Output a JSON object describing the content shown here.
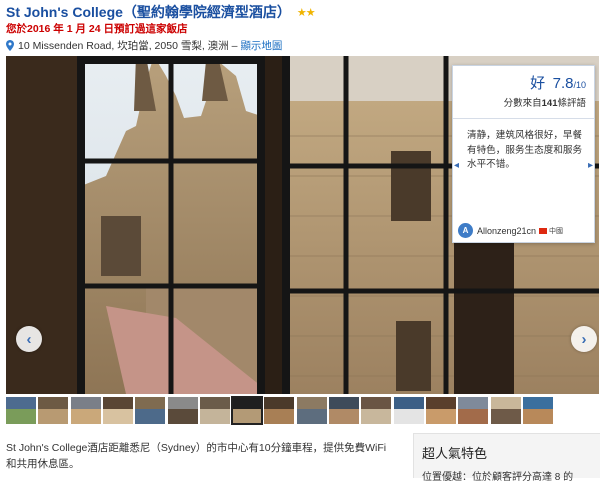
{
  "header": {
    "hotel_name": "St John's College（聖約翰學院經濟型酒店）",
    "stars": "★★",
    "star_count": 2,
    "booked_note": "您於2016 年 1 月 24 日預訂過這家飯店",
    "address": "10 Missenden Road, 坎珀當, 2050 雪梨, 澳洲 –",
    "map_link": "顯示地圖"
  },
  "gallery": {
    "prev_glyph": "‹",
    "next_glyph": "›",
    "selected_thumb_index": 7,
    "thumb_count": 17
  },
  "review": {
    "rating_word": "好",
    "score": "7.8",
    "score_max": "/10",
    "count_prefix": "分數來自",
    "count_number": "141",
    "count_suffix": "條評語",
    "quote": "清静，建筑风格很好，早餐有特色，服务生态度和服务水平不错。",
    "reviewer_initial": "A",
    "reviewer_name": "Allonzeng21cn",
    "reviewer_country": "中國",
    "prev_glyph": "◂",
    "next_glyph": "▸"
  },
  "description": "St John's College酒店距離悉尼（Sydney）的市中心有10分鐘車程，提供免費WiFi和共用休息區。",
  "features": {
    "title": "超人氣特色",
    "first_item": "位置優越：位於顧客評分高達 8 的"
  },
  "colors": {
    "link_blue": "#1a4fa0",
    "booked_red": "#cc0000",
    "star_gold": "#f0b400"
  }
}
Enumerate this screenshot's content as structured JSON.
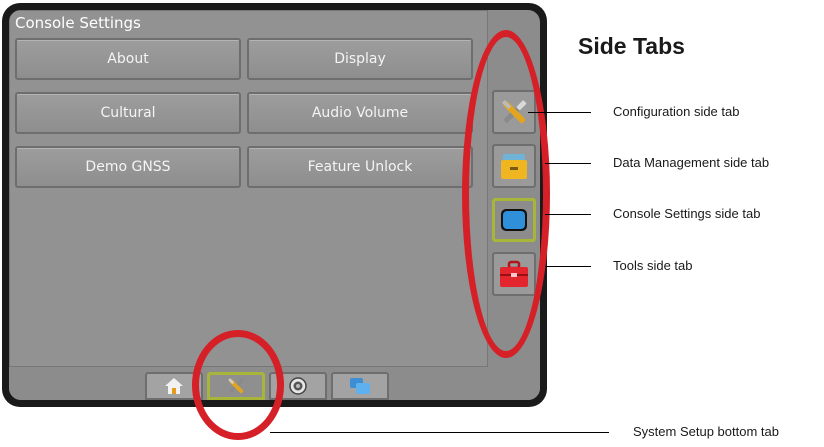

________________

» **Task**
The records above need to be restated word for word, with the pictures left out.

» **Solution for this task**
Output a JSON object describing the content shown here.
{
  "header": {
    "hotel_name": "St John's College（聖約翰學院經濟型酒店）",
    "stars": "★★",
    "star_count": 2,
    "booked_note": "您於2016 年 1 月 24 日預訂過這家飯店",
    "address": "10 Missenden Road, 坎珀當, 2050 雪梨, 澳洲 –",
    "map_link": "顯示地圖"
  },
  "gallery": {
    "prev_glyph": "‹",
    "next_glyph": "›",
    "selected_thumb_index": 7,
    "thumb_count": 17
  },
  "review": {
    "rating_word": "好",
    "score": "7.8",
    "score_max": "/10",
    "count_prefix": "分數來自",
    "count_number": "141",
    "count_suffix": "條評語",
    "quote": "清静，建筑风格很好，早餐有特色，服务生态度和服务水平不错。",
    "reviewer_initial": "A",
    "reviewer_name": "Allonzeng21cn",
    "reviewer_country": "中國",
    "prev_glyph": "◂",
    "next_glyph": "▸"
  },
  "description": "St John's College酒店距離悉尼（Sydney）的市中心有10分鐘車程，提供免費WiFi和共用休息區。",
  "features": {
    "title": "超人氣特色",
    "first_item": "位置優越：位於顧客評分高達 8 的"
  },
  "colors": {
    "link_blue": "#1a4fa0",
    "booked_red": "#cc0000",
    "star_gold": "#f0b400"
  }
}
Enumerate this screenshot's content as structured JSON.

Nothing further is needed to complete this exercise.